After the Congress recommended that colonies form their own governments, the Declaration of Independence was written by Thomas Jefferson and revised in committee. On July 2 the Congress voted for independence; on July 4 it adopted the Declaration of Independence.
Paul Revere’s House
Charlestown, Massachusetts – Walking back from the Bunker Hill Monument
Plaque Commemorating George Washington Taking Control of Continental Army in Cambridge Massachusetts
Red Coat Actors
Old State House
The Freedom Trail is a 2.5-mile-long (4.0 km) path through downtown Boston, Massachusetts, that passes by 16 locations significant to the history of the United States. Marked largely with brick, it winds between Boston Common to the Bunker Hill Monument in Charlestown. Stops along the trail include simple explanatory ground markers, graveyards, notable churches and buildings, and a historic naval frigate. While most of the sites are free or suggest donations, the Old South Meeting House, the Old State House, and the Paul Revere House charge admission.

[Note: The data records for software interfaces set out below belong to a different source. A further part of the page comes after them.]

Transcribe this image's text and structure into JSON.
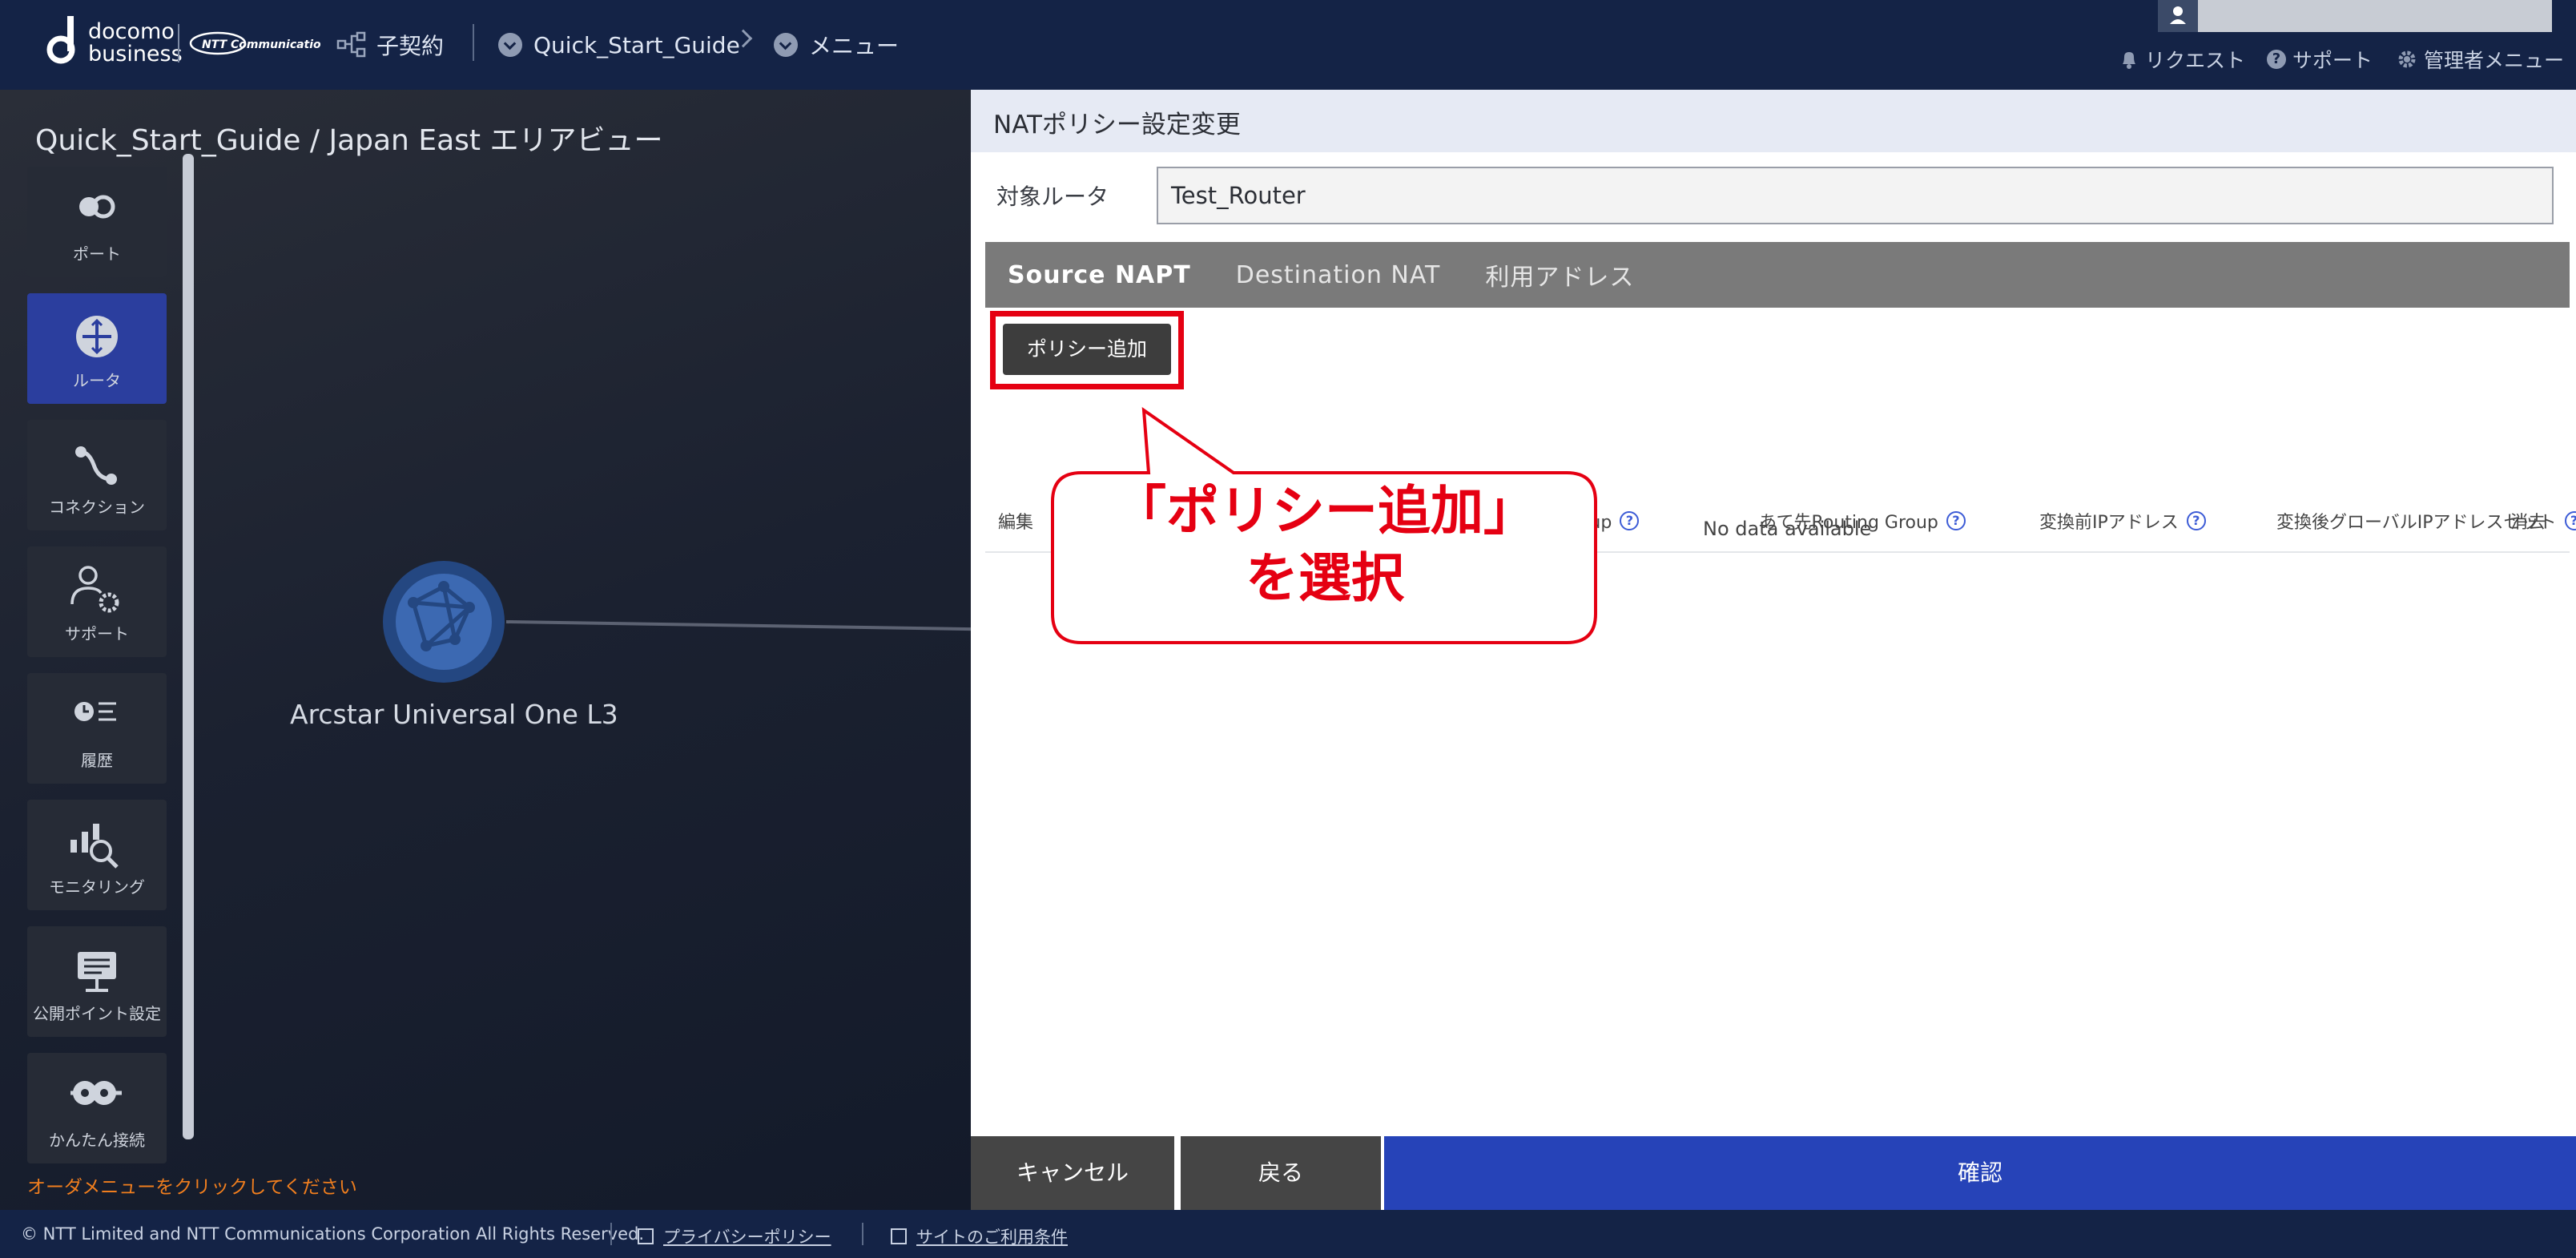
{
  "header": {
    "brand_top": "docomo",
    "brand_bottom": "business",
    "brand_ntt": "NTT Communications",
    "nav_contract": "子契約",
    "nav_guide": "Quick_Start_Guide",
    "nav_menu": "メニュー",
    "user_name": "",
    "menu_request": "リクエスト",
    "menu_support": "サポート",
    "menu_admin": "管理者メニュー"
  },
  "map": {
    "title": "Quick_Start_Guide / Japan East エリアビュー",
    "node_label": "Arcstar Universal One L3",
    "order_message": "オーダメニューをクリックしてください"
  },
  "sidebar": {
    "items": [
      {
        "label": "ポート",
        "icon": "port-icon"
      },
      {
        "label": "ルータ",
        "icon": "router-icon"
      },
      {
        "label": "コネクション",
        "icon": "connection-icon"
      },
      {
        "label": "サポート",
        "icon": "support-icon"
      },
      {
        "label": "履歴",
        "icon": "history-icon"
      },
      {
        "label": "モニタリング",
        "icon": "monitoring-icon"
      },
      {
        "label": "公開ポイント設定",
        "icon": "public-point-icon"
      },
      {
        "label": "かんたん接続",
        "icon": "easy-connect-icon"
      }
    ],
    "active_index": 1
  },
  "panel": {
    "title": "NATポリシー設定変更",
    "router_label": "対象ルータ",
    "router_value": "Test_Router",
    "tabs": [
      "Source NAPT",
      "Destination NAT",
      "利用アドレス"
    ],
    "active_tab": 0,
    "add_policy_label": "ポリシー追加",
    "table_headers": {
      "edit": "編集",
      "src_group": "送信元Routing Group",
      "dst_group": "あて先Routing Group",
      "pre_ip": "変換前IPアドレス",
      "post_ip_set": "変換後グローバルIPアドレスセット",
      "delete": "消去"
    },
    "no_data": "No data available",
    "cancel_label": "キャンセル",
    "back_label": "戻る",
    "confirm_label": "確認"
  },
  "callout": {
    "line1": "「ポリシー追加」",
    "line2": "を選択",
    "color": "#e50012"
  },
  "footer": {
    "copyright": "© NTT Limited and NTT Communications Corporation All Rights Reserved.",
    "privacy": "プライバシーポリシー",
    "terms": "サイトのご利用条件"
  },
  "colors": {
    "header_bg": "#142346",
    "accent_blue": "#2643b8",
    "active_sidebar": "#2b3e9e",
    "order_orange": "#f07e1e"
  }
}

“Actor John Wilkes Booth stayed at the hotel April 5–6, 1865, eight days before assassinating Abraham Lincoln. He was apparently in Boston to see his brother, actor Edwin Booth, who was performing there. While in Boston, Booth was seen practicing at a firing range near the Parker House.”
“Ho Chi Minh claimed to have worked as a baker at the hotel from 1912 to 1913.
Malcolm X, then going by the name Malcolm Little, worked as a busboy at the hotel in the 1940s.
Long before he was a culinary superstar, Emeril Lagasse served as Sous Chef in the Parker kitchens from 1979 to 1981.”
If you want to book a room – OMNI PARKER HOUSE
Democratic Mayor Marty Walsh says the updated Climate Action Plan he’s releasing Tuesday will significantly cut carbon emissions from buildings, which account for most emissions in the city.
Among the initiatives are investing in energy saving improvements to city-owned buildings, transitioning the city’s vehicle fleet to low-emission vehicles and developing new guidelines for city-backed affordable housing projects.
Hotel workers walked off the job at seven Marriott hotels in Boston Wednesday morning, launching the city’s first major hotel strike in modern history following months of fruitless contract negotiations.
via Boston Globe